Attractive fed price insurance for the end of May shored up the yearling market and feeders more than 900 lb. These trended fully steady to $3 per cwt. higher.
Alberta weekly auction volumes, reacting to the seasonal trends, were 28 percent lower than the previous week at 28,769 head, but this was 12 percent higher than a year ago. Overall, volumes were two percent lower than a year ago.
The USDA reported that Canadian exports for the week ending Dec. 7 were 1,205 head and year-to-date volumes were five percent lower at 183,019.
Auction sale trade will pick up again in the second week of the New Year. Improved interest in calf buying is expected as feedlot pen conditions get better and previous acquisitions settle into place. Heavier feeder cattle prices are expected to continue lower through the first quarter, in keeping with seasonal patterns.
USDA cattle on feed
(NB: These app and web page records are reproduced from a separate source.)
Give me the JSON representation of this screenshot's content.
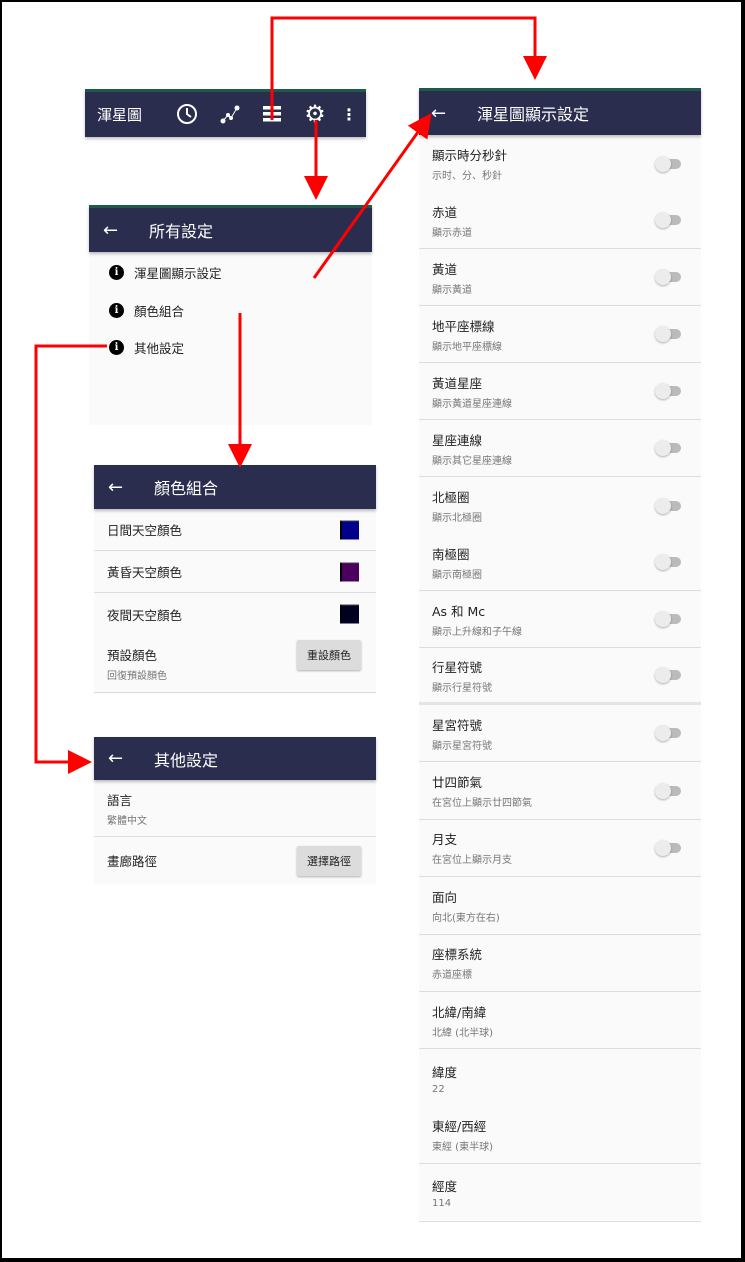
{
  "toolbar": {
    "title": "渾星圖",
    "icons": [
      "clock-icon",
      "constellation-icon",
      "list-icon",
      "gear-icon",
      "more-vert-icon"
    ]
  },
  "all_settings": {
    "title": "所有設定",
    "items": [
      {
        "label": "渾星圖顯示設定"
      },
      {
        "label": "顏色組合"
      },
      {
        "label": "其他設定"
      }
    ]
  },
  "color_scheme": {
    "title": "顏色組合",
    "rows": [
      {
        "label": "日間天空顏色",
        "color": "#00008b"
      },
      {
        "label": "黃昏天空顏色",
        "color": "#4b0060"
      },
      {
        "label": "夜間天空顏色",
        "color": "#000020"
      }
    ],
    "reset": {
      "label": "預設顏色",
      "sub": "回復預設顏色",
      "button": "重設顏色"
    }
  },
  "other_settings": {
    "title": "其他設定",
    "language": {
      "label": "語言",
      "value": "繁體中文"
    },
    "gallery": {
      "label": "畫廊路徑",
      "button": "選擇路徑"
    }
  },
  "display_settings": {
    "title": "渾星圖顯示設定",
    "rows": [
      {
        "label": "顯示時分秒針",
        "sub": "示时、分、秒針",
        "toggle": false
      },
      {
        "label": "赤道",
        "sub": "顯示赤道",
        "toggle": false
      },
      {
        "label": "黃道",
        "sub": "顯示黃道",
        "toggle": false
      },
      {
        "label": "地平座標線",
        "sub": "顯示地平座標線",
        "toggle": false
      },
      {
        "label": "黃道星座",
        "sub": "顯示黃道星座連線",
        "toggle": false
      },
      {
        "label": "星座連線",
        "sub": "顯示其它星座連線",
        "toggle": false
      },
      {
        "label": "北極圈",
        "sub": "顯示北極圈",
        "toggle": false
      },
      {
        "label": "南極圈",
        "sub": "顯示南極圈",
        "toggle": false
      },
      {
        "label": "As 和 Mc",
        "sub": "顯示上升線和子午線",
        "toggle": false
      },
      {
        "label": "行星符號",
        "sub": "顯示行星符號",
        "toggle": false
      },
      {
        "label": "星宮符號",
        "sub": "顯示星宮符號",
        "toggle": false
      },
      {
        "label": "廿四節氣",
        "sub": "在宮位上顯示廿四節氣",
        "toggle": false
      },
      {
        "label": "月支",
        "sub": "在宮位上顯示月支",
        "toggle": false
      },
      {
        "label": "面向",
        "sub": "向北(東方在右)"
      },
      {
        "label": "座標系統",
        "sub": "赤道座標"
      },
      {
        "label": "北緯/南緯",
        "sub": "北緯 (北半球)"
      },
      {
        "label": "緯度",
        "sub": "22"
      },
      {
        "label": "東經/西經",
        "sub": "東經 (東半球)"
      },
      {
        "label": "經度",
        "sub": "114"
      }
    ]
  },
  "colors": {
    "appbar": "#2b2d4f",
    "arrow": "#ff0000"
  }
}
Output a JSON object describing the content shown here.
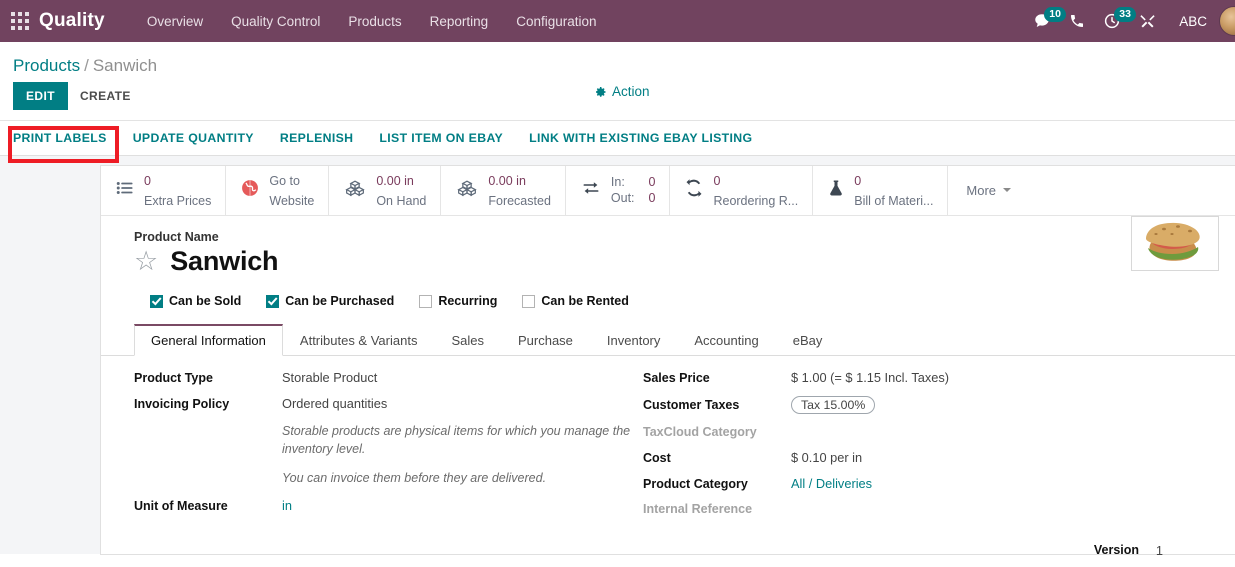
{
  "navbar": {
    "apps_icon": "apps-grid-icon",
    "brand": "Quality",
    "menus": [
      "Overview",
      "Quality Control",
      "Products",
      "Reporting",
      "Configuration"
    ],
    "messages_icon": "chat-bubble-icon",
    "messages_count": "10",
    "phone_icon": "phone-icon",
    "activities_icon": "clock-icon",
    "activities_count": "33",
    "tools_icon": "wrench-screwdriver-icon",
    "user_name": "ABC",
    "avatar": "user-avatar",
    "bg_color": "#71435f",
    "badge_color": "#017e84"
  },
  "breadcrumb": {
    "root": "Products",
    "separator": "/",
    "current": "Sanwich"
  },
  "controls": {
    "edit_label": "EDIT",
    "create_label": "CREATE",
    "action_label": "Action",
    "action_icon": "gear-icon",
    "edit_color": "#017e84"
  },
  "action_buttons": [
    "PRINT LABELS",
    "UPDATE QUANTITY",
    "REPLENISH",
    "LIST ITEM ON EBAY",
    "LINK WITH EXISTING EBAY LISTING"
  ],
  "annotation": {
    "target": "PRINT LABELS",
    "color": "#ee1c25"
  },
  "stat_buttons": [
    {
      "icon": "list-icon",
      "value": "0",
      "label": "Extra Prices"
    },
    {
      "icon": "globe-icon",
      "value": "Go to",
      "label": "Website"
    },
    {
      "icon": "boxes-icon",
      "value": "0.00 in",
      "label": "On Hand"
    },
    {
      "icon": "boxes-icon",
      "value": "0.00 in",
      "label": "Forecasted"
    },
    {
      "icon": "exchange-icon",
      "in_key": "In:",
      "in_value": "0",
      "out_key": "Out:",
      "out_value": "0"
    },
    {
      "icon": "refresh-icon",
      "value": "0",
      "label": "Reordering R..."
    },
    {
      "icon": "flask-icon",
      "value": "0",
      "label": "Bill of Materi..."
    }
  ],
  "more_button": {
    "label": "More",
    "icon": "chevron-down-icon"
  },
  "product": {
    "name_label": "Product Name",
    "name": "Sanwich",
    "favorite_icon": "star-icon",
    "image": "sandwich-photo",
    "checkboxes": [
      {
        "label": "Can be Sold",
        "checked": true
      },
      {
        "label": "Can be Purchased",
        "checked": true
      },
      {
        "label": "Recurring",
        "checked": false
      },
      {
        "label": "Can be Rented",
        "checked": false
      }
    ]
  },
  "tabs": [
    {
      "label": "General Information",
      "active": true
    },
    {
      "label": "Attributes & Variants",
      "active": false
    },
    {
      "label": "Sales",
      "active": false
    },
    {
      "label": "Purchase",
      "active": false
    },
    {
      "label": "Inventory",
      "active": false
    },
    {
      "label": "Accounting",
      "active": false
    },
    {
      "label": "eBay",
      "active": false
    }
  ],
  "form": {
    "left": {
      "product_type_label": "Product Type",
      "product_type_value": "Storable Product",
      "invoicing_policy_label": "Invoicing Policy",
      "invoicing_policy_value": "Ordered quantities",
      "help_1": "Storable products are physical items for which you manage the inventory level.",
      "help_2": "You can invoice them before they are delivered.",
      "uom_label": "Unit of Measure",
      "uom_value": "in"
    },
    "right": {
      "sales_price_label": "Sales Price",
      "sales_price_value": "$ 1.00  (= $ 1.15 Incl. Taxes)",
      "customer_taxes_label": "Customer Taxes",
      "customer_taxes_value": "Tax 15.00%",
      "taxcloud_label": "TaxCloud Category",
      "taxcloud_value": "",
      "cost_label": "Cost",
      "cost_value": "$ 0.10  per in",
      "product_category_label": "Product Category",
      "product_category_value": "All / Deliveries",
      "internal_reference_label": "Internal Reference",
      "internal_reference_value": "",
      "version_label": "Version",
      "version_value": "1"
    }
  }
}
American cattle on feed are reported 2.5 percent higher than a year ago, exceeding market expectations prior to the USDA’s December release. This is the largest inventory on feed since 2011. Only twice, in 2007 and 2011, have inventories been higher than 12 million animals since the current reporting began in 1996.
Middle meat buyer interest has been softening, and the American cutout has trended seasonally lower. Choice to Select price spreads narrowed to US$8 per cwt., the lowest level since April. Choice and Select rib fell hard to $38.20 and $12.21, respectively. Loin, brisket, chuck and short plate prices were all down.
Canadian calf prices have held up well through 2019 despite the uncertainty of weather, feedgrain costs and basis levels. Feedlots have not fared as well, which limited calf prices as the year wore on.
Higher feed costs made the calf crop about six percent more expensive for producers than the previous year, but despite that, calf prices were about three percent lower this past fall than in 2018. The result was lower cow-calf producer margins, falling from about $245 per cow last year to $165 for 2019. The bottom line was a modelled 32 percent drop in producer profit margins where growers weren’t covered by price insurance.
Cow-calf margins were the second lowest out of the past six years and compare well with 2012-13. Despite this being similar to per-head margins ahead of the big run-up in prices, land and breeding stock have gone up substantially since 2013, resulting in lower actual profitability than that period. This may limit expansion of the cow herd in Canada.
Feedlots are recovering as the new year begins, but 2019 average losses per head were C$100-$150. As well, 2018 losses, although lower at about $35, were a far cry from the $175-$250 profits of 2017. Some feedlots have locked in profits for 2020, which may result in some support for improved calf bids this year.